The Tribunal heard that Matthew Collecott, group operations and finance director of Tottenham, sent a text message to Melvyn Gandz, Crouch’s accountant, stating that the forward would not form part of the 25-player squad eligible to play in Premier League matches.
As not playing for the remaining two years of his contract would have had an adverse effect on Crouch’s career, he reluctantly agreed to a transfer to Stoke City. After negotiations involving Melvyn Gandz and Peter Crouch, Tottenham agreed to compensate the player for ending his contract early.
Midfielder Palacios, who had a further three years left to run on his contract, also joined Stoke on transfer deadline day, and was given a contract termination payment of £1.5m by Spurs, the judge heard.
Relatively mundane technical point
HMRC argued that the payments should be classed as earnings and therefore subject to Income Tax and NIC, but Tottenham claimed the money was compensation for ending the contracts by mutual consent.
At the heart of the case was a relatively mundane technical point, because the payments were in effect for the footballers not doing their jobs, rather than for doing them, Tottenham argued that because of this they were not from employment.
The Tribunal agreed with Tottenham’s case, concluding that the payments did not derive ‘from the players’ employments and allowed their appeal.
Arrangements where footballers are paid to leave their club are relatively uncommon – they often receive a signing-on fee but not a ‘signing-off’ fee and I am not aware of any other ongoing cases of this nature.
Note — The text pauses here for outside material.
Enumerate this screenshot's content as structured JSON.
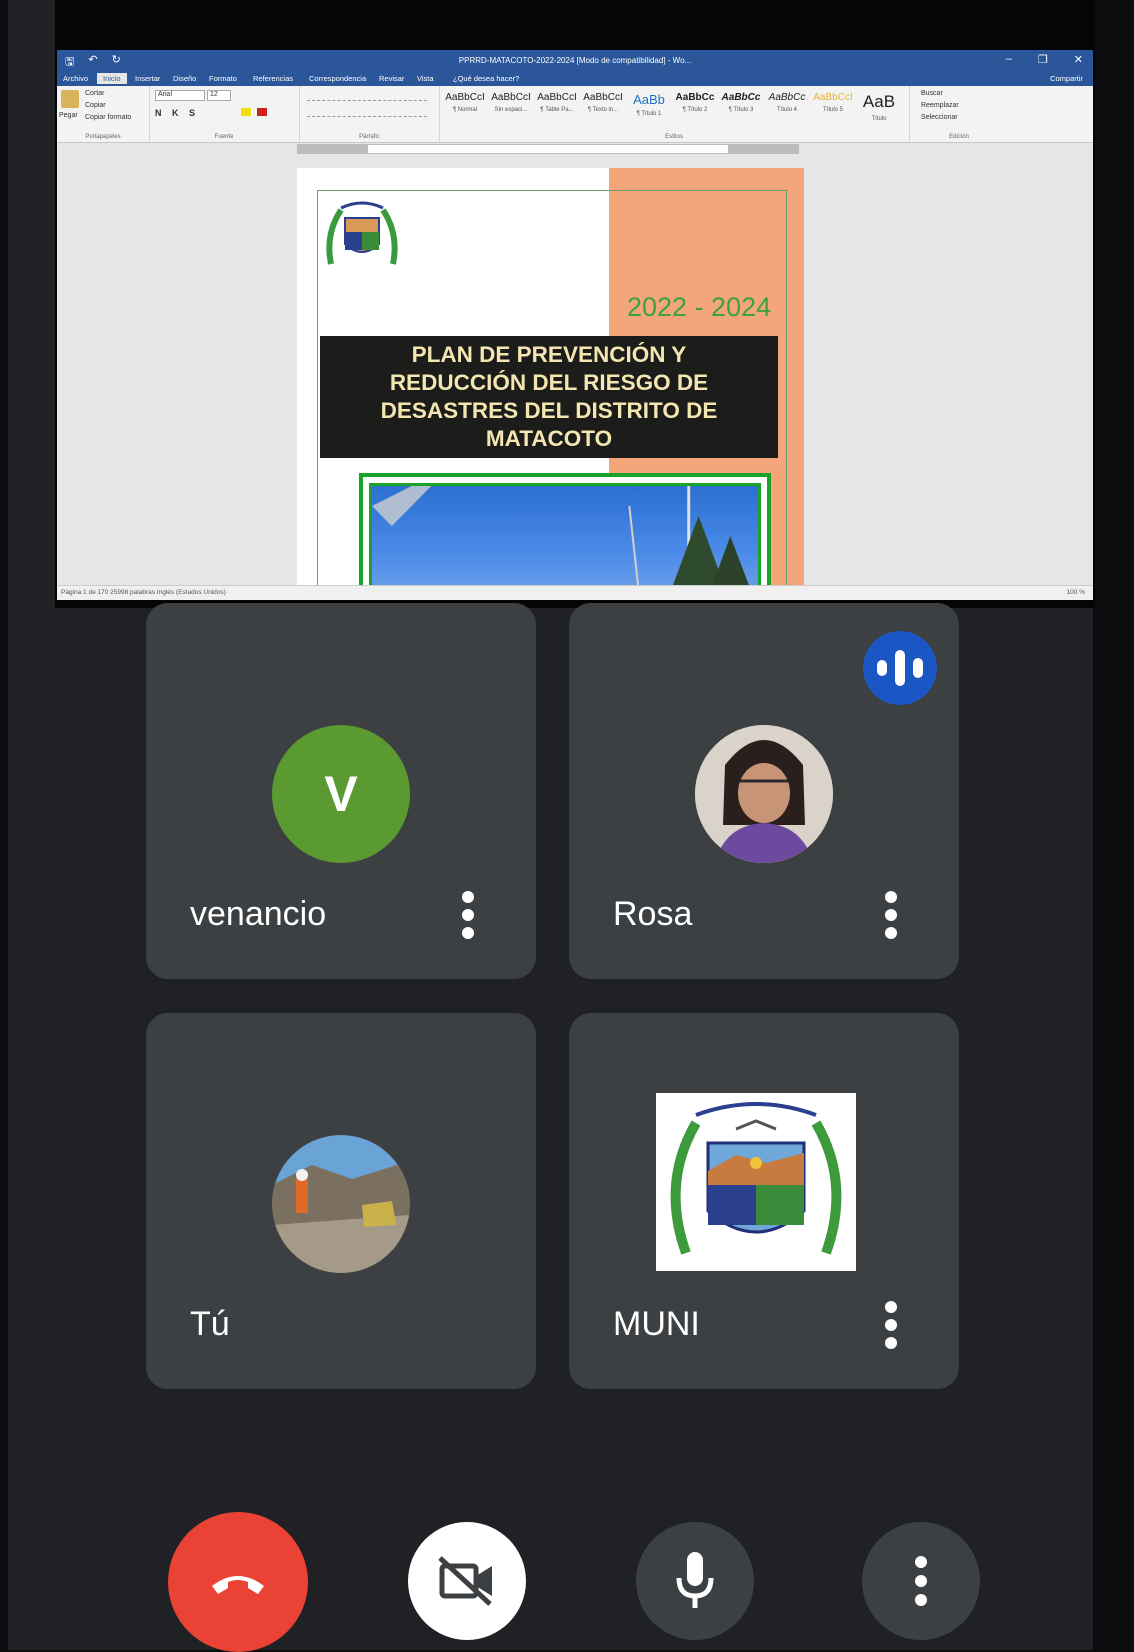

HMRC has not commented on whether it will appeal the decision, and while it is somewhat unusual for them not to appeal when they have lost, as the point on which the case was won is relatively straightforward, the Revenue may decide to call full-time on it.
Possible precedent created
In terms of the future, this case has the distinct possibility of being used as a precedent in other arrangements. It is however worth remembering that the principle involved doesn’t just apply to footballers; it can potentially apply to everybody who is paid to leave employment.
The particular clause that caused the Revenue to argue the point here, a clause that said that the contract had to be terminated by mutual agreement, is common in footballers’ contracts, but not typically seen in employment contracts.
As the case revolved around footballers being paid by their clubs to depart, this reduces the scope for it having a broad application, which means that HMRC are unlikely to be caught out by this particular offside trap on a regular basis.
However, if companies up and down the land decide to insert a clause covering employees leaving an employer by mutual consent into standard contracts of employment, this could have significant effect on redundancy payments.
At present, the law says that a redundancy payment can be tax free up to a maximum of £30,000. However, if you receive any of the following:
- holiday pay
- pay in lieu of notice
- wages owing
- bonus payments
- retention of company car, computer etcetera
There’s a high probability they won’t have had tax taken off and the bad news is, they will be subject to Income Tax (at your highest rate) and NIC, whatever your redundancy payment.
So if your employer will agree to inserting the required clause into your contact and agrees that should it arise, then redundancy will be by mutual consent with everything rolled up into one seamless contract termination payment, you will pay not one penny in tax, whatever the size of the cheque.
If you would like more detailed information on some aspect of UK Tax, send me an e-mail and I’ll be pleased to advise further.